As Barcelona waves goodbye to winter and beckons in the spring, the city begins to enjoy the best of all worlds – Sunny days and mild temperatures, a bustling atmosphere without too many crowds, and a whole host of events to keep spirits high.
Choosing to visit Barcelona in March may prove a rewarding decision no matter your travel style. Many would consider the spring period the best time to take a trip to the Catalan capital. Take this chance to explore everything the city has to offer without battling constant crowds and jump into one of the many local festivities and events.
Tourism in March
Spring offers the city of Barcelona a delightful grace period in which tourism rates begin to rise gradually without taking over the city as can be expected in the summer months. With temperatures averaging between the low-40s and high-50s, you can bet on mild but sunny days and cool but pleasant evenings.
While it may not be the best time for a dip in the Mediterranean, and while you’ll likely need to pack a jacket or two, March offers the ideal opportunity to explore everything that Barcelona has to offer. In booking your trip, you’ll find yourself blessed by lower airfares, cheaper hotels and pretty much your pick of the litter for accommodation.
But the biggest benefit of visiting Barcelona in March will be the opportunity to see just about anything you want without any of the summertime hassle. You shouldn’t have to fight huge crowds to get into your choice of attractions, and booking should often be available for the same day.
This would be the perfect opportunity to explore the Sagrada Familia without having to wade through the tourists. Or wander around Park Güell during one of its quietest and most tranquil times. Or visit Barcelona Zoo without all of the summer break kids taking up the best viewing spots. Your trip will truly be your own in spring.
Early in March, locals to the old town of Gràcia take to the streets to observe the Sant Medir parade and all of the festivities it brings with it. The event is most well-known for the many candies, toffees and treats thrown to onlookers by those within the procession of horses, floats and lorries.
Following in the footsteps of a local baker who began the annual procession in the 19th Century after miraculously recovering from illness, the celebration has since become known locally as the dolça festa, the ‘sweet festival’ for the many treats gifted to the enthused observers.
If you happen to be visiting within the first week of March and feel like embracing your inner child, be sure to make your way to the parade with a spare bag in hand ready to join the many expectant kids to catch all the candy you can!
Barcelona-Sitges International Vintage Car Rally
This is truly one for the vintage vehicle buffs.
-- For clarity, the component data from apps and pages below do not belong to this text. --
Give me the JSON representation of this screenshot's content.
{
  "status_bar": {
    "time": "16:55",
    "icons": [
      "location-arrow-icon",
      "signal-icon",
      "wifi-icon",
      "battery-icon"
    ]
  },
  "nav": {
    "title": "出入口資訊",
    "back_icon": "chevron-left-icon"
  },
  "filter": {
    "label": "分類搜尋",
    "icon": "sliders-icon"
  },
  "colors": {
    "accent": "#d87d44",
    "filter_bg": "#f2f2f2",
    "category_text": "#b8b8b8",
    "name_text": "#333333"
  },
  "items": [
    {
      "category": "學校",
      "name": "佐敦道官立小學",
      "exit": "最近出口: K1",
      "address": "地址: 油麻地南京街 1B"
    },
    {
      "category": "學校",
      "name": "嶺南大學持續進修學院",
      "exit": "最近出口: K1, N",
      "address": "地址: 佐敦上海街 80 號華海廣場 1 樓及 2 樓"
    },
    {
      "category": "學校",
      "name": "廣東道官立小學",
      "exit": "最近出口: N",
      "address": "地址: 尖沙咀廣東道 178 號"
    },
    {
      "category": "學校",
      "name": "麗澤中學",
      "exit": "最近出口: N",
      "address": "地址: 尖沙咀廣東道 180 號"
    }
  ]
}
For over half a century now, Barcelona has been witness every March to an enthused procession of nostalgic and bygone automobile models. For two days, the city’s coastal routes of Barcelona and Sitges growl with the sound of hundreds of these beasts for onlookers to revel at.
The rally has become a staple for vintage car enthusiasts the world over, with many flocking to the city each year for the event. As such, the streets surrounding the rally route often like to capitalize on this increased custom with various events, live music, merchant stalls, wine tasting sessions and workshops.
Having indulged in the many food-based festivities of the fall and winter seasons, many locals and visitors start training for the Barcelona Marathon. The 26-mile route takes runners on an athletic tour past some of the city’s most iconic monuments.
Beginning at the foot of Montjuïc, the course loops around the inner districts of the city, past the likes of Camp Nou in the west and Parc del Fòrum in the east, before looping back around via the coast. If running is your thing, why not train up for a few months before your trip for a unique way to explore the city?
Barcelona Beer Festival
Barcelona in March is also typically host to the Barcelona Beer festival, which has grown rapidly since its inception in 2012 to host around 30,000 attendees each year. The festival brings together more than a thousand accredited professionals to celebrate and share their love of brewing beer.
Offering many hundreds of variations of beer and a whole host of different activities, beer lovers both local to and visiting Barcelona can truly revel in their shared beverage passions. The event also offers a range of shows and live music for attendees to enjoy. Why not go grab yourself a beer or three during your springtime visit?
St. Patrick’s Day
While St. Patrick’s may not be a strictly Catalan or even a Spanish event, that doesn’t necessarily mean that it isn’t embraced by those who want to celebrate. There’s always sure to be a sizable group of expats and tourists gathering at their nearest Irish Pub to sink a few pints of Guinness. Among the most popular venues are Flaherty’s, the George Payne and the Wild Rover.
Springtime is often overlooked by many as an ideal time to visit Barcelona. While it may not offer the same warm days and perfect swimming weather as summer, it compensates handsomely by allowing you to see Barcelona in a more quiet and authentic state.
Alongside the benefits of lower tourism rates, you’ll also have the opportunity to observe and even participate in many of the region’s most hotly anticipated events of the year. Whether you’re looking for a genuine cultural experience or simply a relaxing trip to the heart of Catalonia, visiting Barcelona in March will almost certainly pay dividends.